So how do I feel these days? I’ll try to make this a bit interesting to you, my anonymous, invisible, undefined, but understanding reader.
I’m happy to know you exist, for I need you. Today is one of the times I need writing here not to feel creative or useful, but to feel a little less alone and disoriented.
Since a few days I’m extremely sentimental, emotionally fragile, unstable. Not very depressed maybe, but more like prone to weeping. In the middle of last night I twice woke up from the sadness of a dream, crying uncontrollably, tears streaming down my face. Both dreams had to do with loss, with missing something essential, with loneliness, perhaps also with some kind of nostalgia.
What did I dream about? I’ll tell you if you promise to leave Freud out of this. No Traumdeutung please. You know as well as I do that we’ve left most of that behind us.
In my first dream I was longing (and trying) to get back to home. My real home. The problem was, I couldn’t remember where it was: I did not even have a clue what it was supposed to look like. I had no idea. I was left with a gap, a void. I felt like an uprooted vagrant, overwhelmed by intense longing for a home that probably was imaginary but that I knew ought to be somewhere, should have been somewhere. Maybe around the next corner.
When I woke up crying, after switching on the light I recognized my actual bedroom and my base emotion shifted to: what is this? what am I doing here? I don’t belong! Yes, I was completely unsettled, literally.
After two hours I managed to get myself asleep again. Then my second dream came along.
In my second dream I was visited by one of my best friends, the one who killed herself two years ago. She sailed into the room in a cheerful long-time-no-see way, and immediately got into bed next to me. We started fondling. Then she began to talk. She kept talking and talking to me, happily, about the many new things she’d been doing last year. About where she was living now, about some kind of education project, about her son and her neighbors, about some chairs she’d bought for her room.
Somehow reality dawned upon me, I remembered her being dead, and woke up crying again.
Again it took me a few hours before I got back to sleep.
Today, tired after this bad night, I asked myself why such emotional instability is getting hold of me. I can easily pinpoint a few things that may have worked as triggers, such as the fact that next month I’ll be moving to another place again (a few miles from where I’m living now). Looking back over my entire life, I believe this will be my 14th move. Except for one of my childhood homes I’ve never lived anywhere for longer than five years: perhaps it’s understandable that I do miss some roots.
But when it comes to regaining some emotional control and stability, this kind of analysis or explanation does not really help. I still feel very sentimental, helplessly drifting on the waves of sad emotions, with tears that can return any moment – overwhelming and overpowering me without warning.
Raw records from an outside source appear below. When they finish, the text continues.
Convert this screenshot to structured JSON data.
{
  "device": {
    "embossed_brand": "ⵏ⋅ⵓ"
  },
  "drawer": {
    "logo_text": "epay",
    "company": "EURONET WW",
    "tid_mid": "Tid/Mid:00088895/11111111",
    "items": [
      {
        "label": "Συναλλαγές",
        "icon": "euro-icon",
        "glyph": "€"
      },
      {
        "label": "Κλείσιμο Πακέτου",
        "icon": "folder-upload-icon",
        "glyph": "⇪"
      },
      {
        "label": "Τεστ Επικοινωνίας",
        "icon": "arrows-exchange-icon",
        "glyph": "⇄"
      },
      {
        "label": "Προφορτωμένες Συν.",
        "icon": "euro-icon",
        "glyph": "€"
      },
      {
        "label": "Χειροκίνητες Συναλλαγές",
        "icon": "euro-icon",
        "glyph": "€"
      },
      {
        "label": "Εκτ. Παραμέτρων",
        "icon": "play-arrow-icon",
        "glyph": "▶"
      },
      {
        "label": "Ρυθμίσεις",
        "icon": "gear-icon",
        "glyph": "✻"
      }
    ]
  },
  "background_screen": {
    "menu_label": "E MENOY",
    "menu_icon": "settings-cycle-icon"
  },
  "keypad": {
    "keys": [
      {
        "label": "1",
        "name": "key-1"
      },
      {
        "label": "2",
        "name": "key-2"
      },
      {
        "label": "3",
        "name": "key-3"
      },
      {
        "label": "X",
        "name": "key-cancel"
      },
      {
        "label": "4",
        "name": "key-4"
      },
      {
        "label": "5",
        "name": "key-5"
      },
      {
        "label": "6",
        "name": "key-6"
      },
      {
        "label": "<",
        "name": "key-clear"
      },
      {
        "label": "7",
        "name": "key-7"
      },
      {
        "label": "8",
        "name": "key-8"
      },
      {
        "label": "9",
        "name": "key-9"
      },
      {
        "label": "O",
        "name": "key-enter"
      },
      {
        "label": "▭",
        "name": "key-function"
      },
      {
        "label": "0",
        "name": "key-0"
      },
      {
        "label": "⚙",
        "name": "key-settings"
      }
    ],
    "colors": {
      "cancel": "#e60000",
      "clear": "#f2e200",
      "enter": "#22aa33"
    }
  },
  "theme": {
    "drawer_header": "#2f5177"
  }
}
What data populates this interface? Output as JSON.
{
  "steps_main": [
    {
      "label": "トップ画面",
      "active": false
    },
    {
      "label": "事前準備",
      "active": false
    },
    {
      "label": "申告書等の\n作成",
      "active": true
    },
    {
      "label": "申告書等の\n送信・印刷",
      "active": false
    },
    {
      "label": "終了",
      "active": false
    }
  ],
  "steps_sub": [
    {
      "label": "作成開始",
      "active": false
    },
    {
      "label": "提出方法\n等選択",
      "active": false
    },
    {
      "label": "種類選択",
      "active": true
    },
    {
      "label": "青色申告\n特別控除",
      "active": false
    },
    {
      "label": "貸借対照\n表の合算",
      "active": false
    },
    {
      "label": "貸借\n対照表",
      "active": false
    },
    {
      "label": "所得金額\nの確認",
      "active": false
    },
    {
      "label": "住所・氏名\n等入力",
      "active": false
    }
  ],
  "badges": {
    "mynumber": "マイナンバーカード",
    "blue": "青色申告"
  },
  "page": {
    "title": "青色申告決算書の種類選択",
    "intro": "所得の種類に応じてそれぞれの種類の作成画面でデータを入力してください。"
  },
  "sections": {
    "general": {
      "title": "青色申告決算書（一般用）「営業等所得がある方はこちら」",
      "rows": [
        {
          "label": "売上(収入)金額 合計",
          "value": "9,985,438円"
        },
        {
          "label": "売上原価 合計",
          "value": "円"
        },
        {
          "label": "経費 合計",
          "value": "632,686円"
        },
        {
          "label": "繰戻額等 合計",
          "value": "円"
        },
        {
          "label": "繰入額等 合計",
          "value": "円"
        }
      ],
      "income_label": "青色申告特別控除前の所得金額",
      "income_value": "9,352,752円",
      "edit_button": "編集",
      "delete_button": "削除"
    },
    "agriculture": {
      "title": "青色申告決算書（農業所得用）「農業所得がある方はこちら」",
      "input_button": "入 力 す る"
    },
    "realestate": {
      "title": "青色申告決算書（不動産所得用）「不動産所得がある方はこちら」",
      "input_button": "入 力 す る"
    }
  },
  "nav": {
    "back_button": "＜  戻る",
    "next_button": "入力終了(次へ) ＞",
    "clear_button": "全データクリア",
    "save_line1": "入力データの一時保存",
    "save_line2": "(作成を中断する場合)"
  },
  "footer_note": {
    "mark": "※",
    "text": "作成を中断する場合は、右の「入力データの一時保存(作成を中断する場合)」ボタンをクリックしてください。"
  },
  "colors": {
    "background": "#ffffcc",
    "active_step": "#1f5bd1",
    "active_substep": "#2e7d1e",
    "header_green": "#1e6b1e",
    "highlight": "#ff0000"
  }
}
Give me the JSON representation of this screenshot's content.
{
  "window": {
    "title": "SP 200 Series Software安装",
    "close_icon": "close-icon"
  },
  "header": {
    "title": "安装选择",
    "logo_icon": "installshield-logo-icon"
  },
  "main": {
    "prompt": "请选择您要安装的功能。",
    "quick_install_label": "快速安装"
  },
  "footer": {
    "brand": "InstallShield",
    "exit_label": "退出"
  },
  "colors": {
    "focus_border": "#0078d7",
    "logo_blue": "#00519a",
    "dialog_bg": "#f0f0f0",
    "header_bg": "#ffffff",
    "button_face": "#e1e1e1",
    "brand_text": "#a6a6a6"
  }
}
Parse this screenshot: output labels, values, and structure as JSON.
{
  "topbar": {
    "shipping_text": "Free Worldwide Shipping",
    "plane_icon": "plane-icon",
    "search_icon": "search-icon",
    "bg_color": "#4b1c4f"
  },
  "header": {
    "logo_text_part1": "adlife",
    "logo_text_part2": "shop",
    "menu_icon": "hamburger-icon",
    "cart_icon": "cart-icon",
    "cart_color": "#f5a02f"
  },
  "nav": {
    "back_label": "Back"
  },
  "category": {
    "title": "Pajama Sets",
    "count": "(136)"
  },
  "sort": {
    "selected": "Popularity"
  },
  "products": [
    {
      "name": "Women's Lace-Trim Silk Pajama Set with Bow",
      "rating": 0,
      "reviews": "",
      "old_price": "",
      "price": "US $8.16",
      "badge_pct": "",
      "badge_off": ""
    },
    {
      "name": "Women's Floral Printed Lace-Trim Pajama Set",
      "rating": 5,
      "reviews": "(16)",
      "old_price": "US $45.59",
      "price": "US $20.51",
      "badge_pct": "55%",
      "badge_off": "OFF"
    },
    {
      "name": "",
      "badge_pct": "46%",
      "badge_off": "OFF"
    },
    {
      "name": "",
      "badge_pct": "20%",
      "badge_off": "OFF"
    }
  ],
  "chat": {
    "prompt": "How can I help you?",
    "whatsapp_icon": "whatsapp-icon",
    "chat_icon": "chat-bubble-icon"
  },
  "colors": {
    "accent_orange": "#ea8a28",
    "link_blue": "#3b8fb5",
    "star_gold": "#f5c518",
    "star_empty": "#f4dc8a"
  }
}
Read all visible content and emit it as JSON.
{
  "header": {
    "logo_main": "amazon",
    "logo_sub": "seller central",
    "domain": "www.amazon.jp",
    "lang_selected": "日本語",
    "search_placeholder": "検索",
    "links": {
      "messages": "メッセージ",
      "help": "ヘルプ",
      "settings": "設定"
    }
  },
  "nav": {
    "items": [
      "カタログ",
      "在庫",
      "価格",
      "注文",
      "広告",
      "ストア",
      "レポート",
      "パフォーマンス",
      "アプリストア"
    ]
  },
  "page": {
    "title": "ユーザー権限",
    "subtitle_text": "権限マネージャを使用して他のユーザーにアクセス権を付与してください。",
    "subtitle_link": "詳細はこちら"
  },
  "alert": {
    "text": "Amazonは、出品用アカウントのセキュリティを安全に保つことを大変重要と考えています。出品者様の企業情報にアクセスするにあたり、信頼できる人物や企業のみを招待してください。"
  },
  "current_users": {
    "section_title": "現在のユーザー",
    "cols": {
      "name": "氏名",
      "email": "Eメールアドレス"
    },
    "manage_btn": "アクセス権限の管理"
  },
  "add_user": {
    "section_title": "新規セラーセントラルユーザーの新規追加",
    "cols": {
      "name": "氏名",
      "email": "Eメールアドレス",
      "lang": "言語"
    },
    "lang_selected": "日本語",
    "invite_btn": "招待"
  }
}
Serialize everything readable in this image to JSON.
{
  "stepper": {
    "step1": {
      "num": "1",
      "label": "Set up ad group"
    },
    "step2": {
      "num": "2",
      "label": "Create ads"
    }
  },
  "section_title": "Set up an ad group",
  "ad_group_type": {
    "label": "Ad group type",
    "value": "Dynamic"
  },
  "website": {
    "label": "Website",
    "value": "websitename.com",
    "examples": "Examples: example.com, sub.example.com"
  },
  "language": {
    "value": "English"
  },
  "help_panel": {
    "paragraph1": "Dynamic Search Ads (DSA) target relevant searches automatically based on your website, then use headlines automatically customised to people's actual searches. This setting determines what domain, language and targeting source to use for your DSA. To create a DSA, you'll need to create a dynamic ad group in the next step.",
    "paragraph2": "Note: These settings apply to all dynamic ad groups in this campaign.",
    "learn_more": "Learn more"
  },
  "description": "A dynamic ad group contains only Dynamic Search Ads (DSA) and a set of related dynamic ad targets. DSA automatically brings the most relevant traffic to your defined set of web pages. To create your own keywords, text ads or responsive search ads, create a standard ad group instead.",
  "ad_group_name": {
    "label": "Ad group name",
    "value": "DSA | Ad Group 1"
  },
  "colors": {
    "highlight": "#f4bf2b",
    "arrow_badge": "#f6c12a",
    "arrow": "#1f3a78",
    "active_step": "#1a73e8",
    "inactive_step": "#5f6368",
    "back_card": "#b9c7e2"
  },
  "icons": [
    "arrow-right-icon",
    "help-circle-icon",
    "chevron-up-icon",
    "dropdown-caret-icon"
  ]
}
This sea of emotions is very much like the stormy ones so often pictured by the famous 19th-century Russian seascape painter Ivan Aivazovsky:
So what to do?
I’ve decided that the best attitude is to not flee from sentiments today, but rather seeking, confronting, evoking them intentionally. For a while this may result in even more tears, but at least these will be my own tears, my own deliberately generated sentiments instead of those uncontrollable waves that can sink me unexpectedly. If I allow myself a little more sentimentality for now, maybe the sooner I’ll be able to leave it behind me again.
Do you see how I hope this will work? Almost like how in the old days some people took tiny drops of snake poison: it would make them resistant to the actual bite of a venomous snake.
When it comes to sentimentality, another good example is (I think) that unique Argentinian dance music: the tango. It can be extremely sentimental, but at the same time it always remains strictly within bounds. It allows for highly theatrical moving in a way that at the same time requires and creates stability. It expresses and evokes sentiments in a stylized way that prevents those sentiments getting out of control.
So if you like it or not, here is the Argentinian singer Susana Rinaldi with the tango song Sur (“South”).
A very sentimental, theatrical song with a text that is all about nostalgia: about lost places, lost loves, the sand that’s left of life, the irrevocability of change, and dreams that died.
Click the “Play” button to start the music. Or do you hate tango, do you hate old-fashioned sentiment? I was already afraid of that…
(if the player does not work, install Flash)
• tip: When uncontrolled waves of sentiments threaten to sink you, sometimes it can be worth trying to indulge in a little selected sentimentality of your own: this can work as a kind of safe harbor, channeling your emotions.
• note: The 1887 painting Ship in Stormy Sea by Ivan Aivazovsky is in the Hermitage Museum in St. Petersburg, Russia.
And yes, compared to the much more modern, individual style of contemporaries such as Vincent van Gogh, this painting looks like a piece of kitsch. Or shall we call it sentimental?